### DATA TO USE ###

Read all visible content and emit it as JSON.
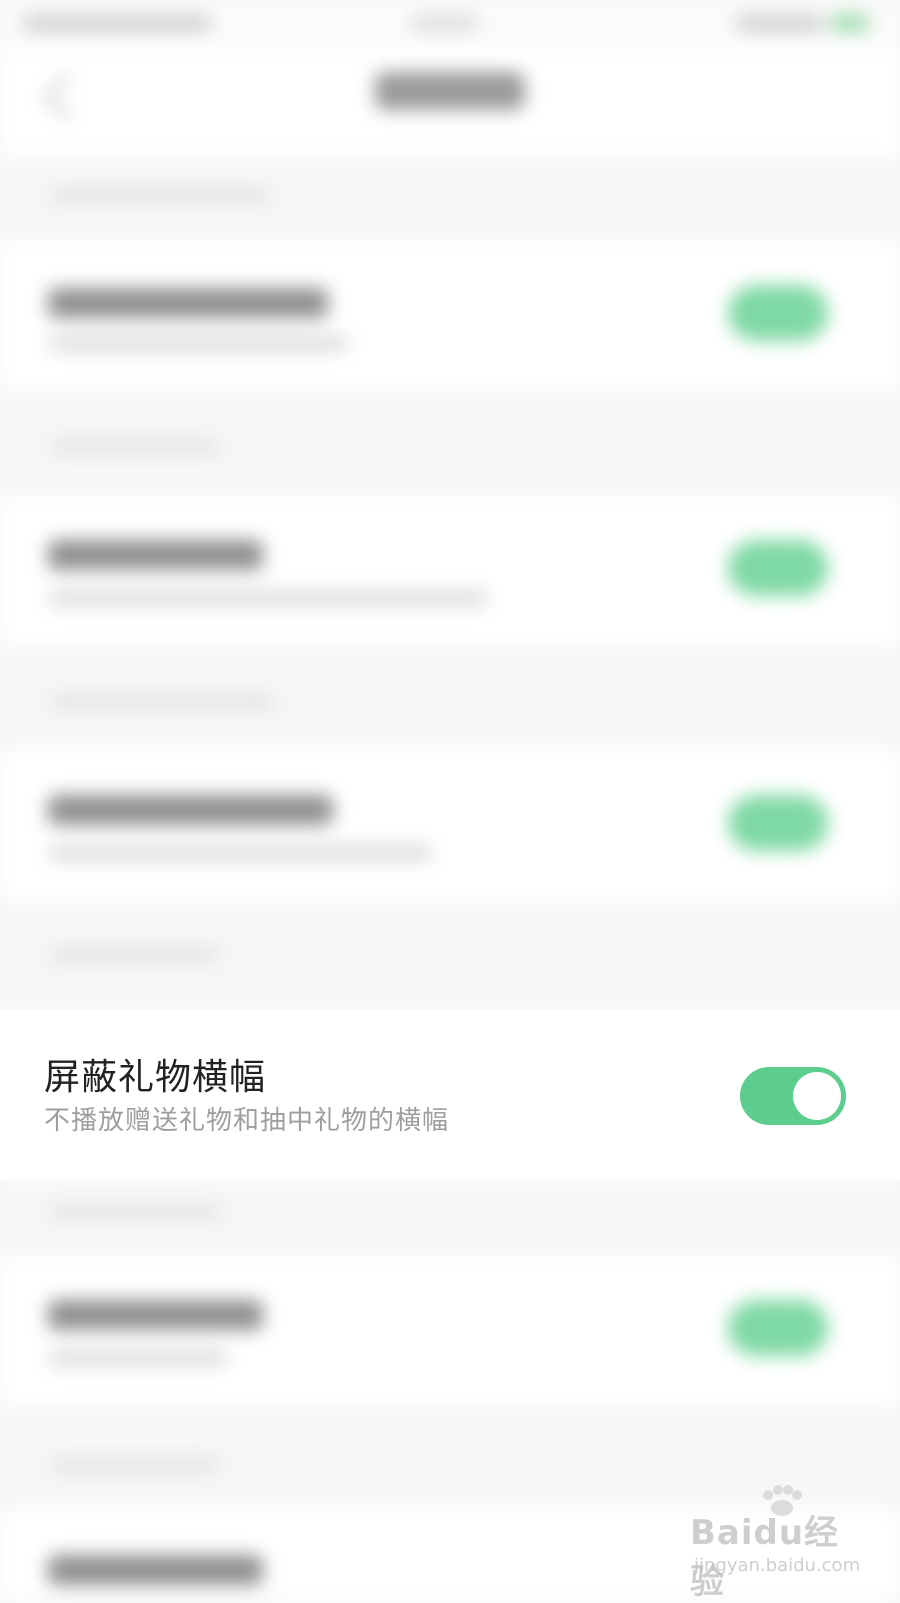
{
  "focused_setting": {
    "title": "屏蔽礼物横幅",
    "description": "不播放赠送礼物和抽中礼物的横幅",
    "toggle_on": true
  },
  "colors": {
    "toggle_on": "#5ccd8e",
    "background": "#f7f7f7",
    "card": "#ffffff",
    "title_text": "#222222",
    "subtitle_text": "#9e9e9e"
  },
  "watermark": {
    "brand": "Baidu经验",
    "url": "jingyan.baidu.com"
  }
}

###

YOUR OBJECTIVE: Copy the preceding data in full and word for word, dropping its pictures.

SOLUTION TO THE EXERCISE:
Read all visible content and emit it as JSON.
{
  "focused_setting": {
    "title": "屏蔽礼物横幅",
    "description": "不播放赠送礼物和抽中礼物的横幅",
    "toggle_on": true
  },
  "colors": {
    "toggle_on": "#5ccd8e",
    "background": "#f7f7f7",
    "card": "#ffffff",
    "title_text": "#222222",
    "subtitle_text": "#9e9e9e"
  },
  "watermark": {
    "brand": "Baidu经验",
    "url": "jingyan.baidu.com"
  }
}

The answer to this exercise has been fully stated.